* RECORDED INFORMATION:
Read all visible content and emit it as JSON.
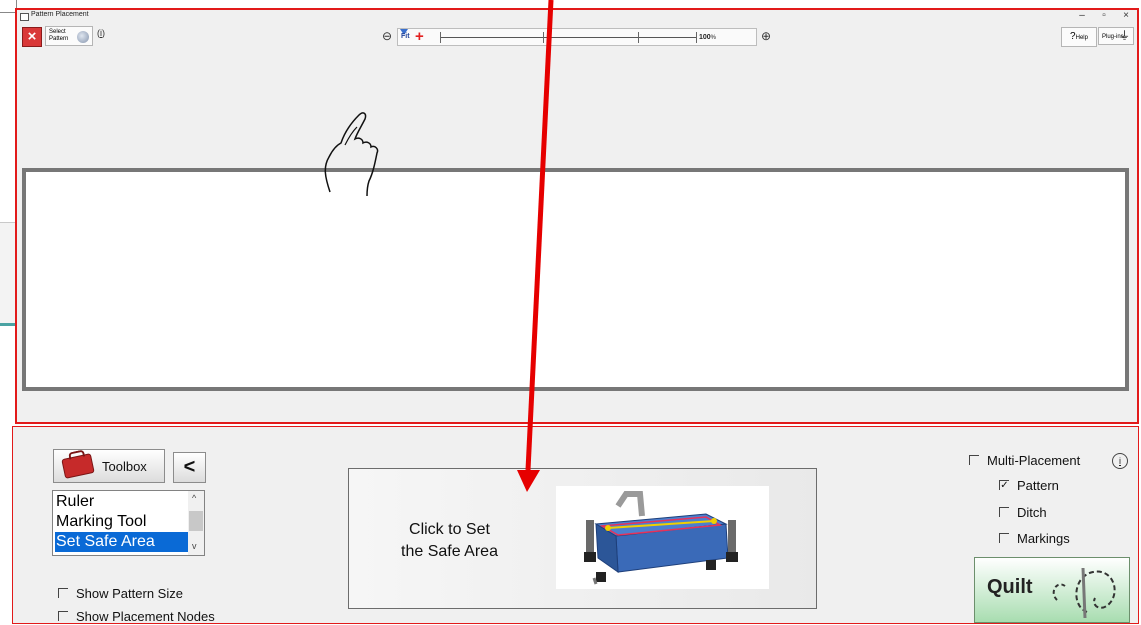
{
  "window": {
    "title": "Pattern Placement",
    "controls": {
      "minimize": "–",
      "restore": "▫",
      "close": "×"
    }
  },
  "toolbar": {
    "close_icon": "×",
    "select_pattern_label_1": "Select",
    "select_pattern_label_2": "Pattern",
    "info_label": "i",
    "zoom_out_icon": "⊖",
    "zoom_in_icon": "⊕",
    "zoom_fit_label": "Fit",
    "zoom_100_label": "100",
    "zoom_percent": "%",
    "help_q": "?",
    "help_label": "Help",
    "plugins_label": "Plug-ins"
  },
  "tools": {
    "toolbox_label": "Toolbox",
    "back_label": "<",
    "items": [
      "Ruler",
      "Marking Tool",
      "Set Safe Area"
    ],
    "selected_index": 2,
    "show_pattern_size": {
      "label": "Show Pattern Size",
      "checked": false
    },
    "show_placement_nodes": {
      "label": "Show Placement Nodes",
      "checked": false
    }
  },
  "safe_area_button": {
    "line1": "Click to Set",
    "line2": "the Safe Area"
  },
  "placement": {
    "multi_label": "Multi-Placement",
    "multi_checked": false,
    "info_label": "i",
    "options": [
      {
        "label": "Pattern",
        "checked": true
      },
      {
        "label": "Ditch",
        "checked": false
      },
      {
        "label": "Markings",
        "checked": false
      }
    ],
    "quilt_label": "Quilt"
  },
  "colors": {
    "accent_red": "#e21a1a",
    "selection_blue": "#0a6ad6",
    "quilt_green": "#a8ddb0"
  }
}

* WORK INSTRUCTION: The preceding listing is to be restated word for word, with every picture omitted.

* WRITTEN RESPONSE:
Read all visible content and emit it as JSON.
{
  "window": {
    "title": "Pattern Placement",
    "controls": {
      "minimize": "–",
      "restore": "▫",
      "close": "×"
    }
  },
  "toolbar": {
    "close_icon": "×",
    "select_pattern_label_1": "Select",
    "select_pattern_label_2": "Pattern",
    "info_label": "i",
    "zoom_out_icon": "⊖",
    "zoom_in_icon": "⊕",
    "zoom_fit_label": "Fit",
    "zoom_100_label": "100",
    "zoom_percent": "%",
    "help_q": "?",
    "help_label": "Help",
    "plugins_label": "Plug-ins"
  },
  "tools": {
    "toolbox_label": "Toolbox",
    "back_label": "<",
    "items": [
      "Ruler",
      "Marking Tool",
      "Set Safe Area"
    ],
    "selected_index": 2,
    "show_pattern_size": {
      "label": "Show Pattern Size",
      "checked": false
    },
    "show_placement_nodes": {
      "label": "Show Placement Nodes",
      "checked": false
    }
  },
  "safe_area_button": {
    "line1": "Click to Set",
    "line2": "the Safe Area"
  },
  "placement": {
    "multi_label": "Multi-Placement",
    "multi_checked": false,
    "info_label": "i",
    "options": [
      {
        "label": "Pattern",
        "checked": true
      },
      {
        "label": "Ditch",
        "checked": false
      },
      {
        "label": "Markings",
        "checked": false
      }
    ],
    "quilt_label": "Quilt"
  },
  "colors": {
    "accent_red": "#e21a1a",
    "selection_blue": "#0a6ad6",
    "quilt_green": "#a8ddb0"
  }
}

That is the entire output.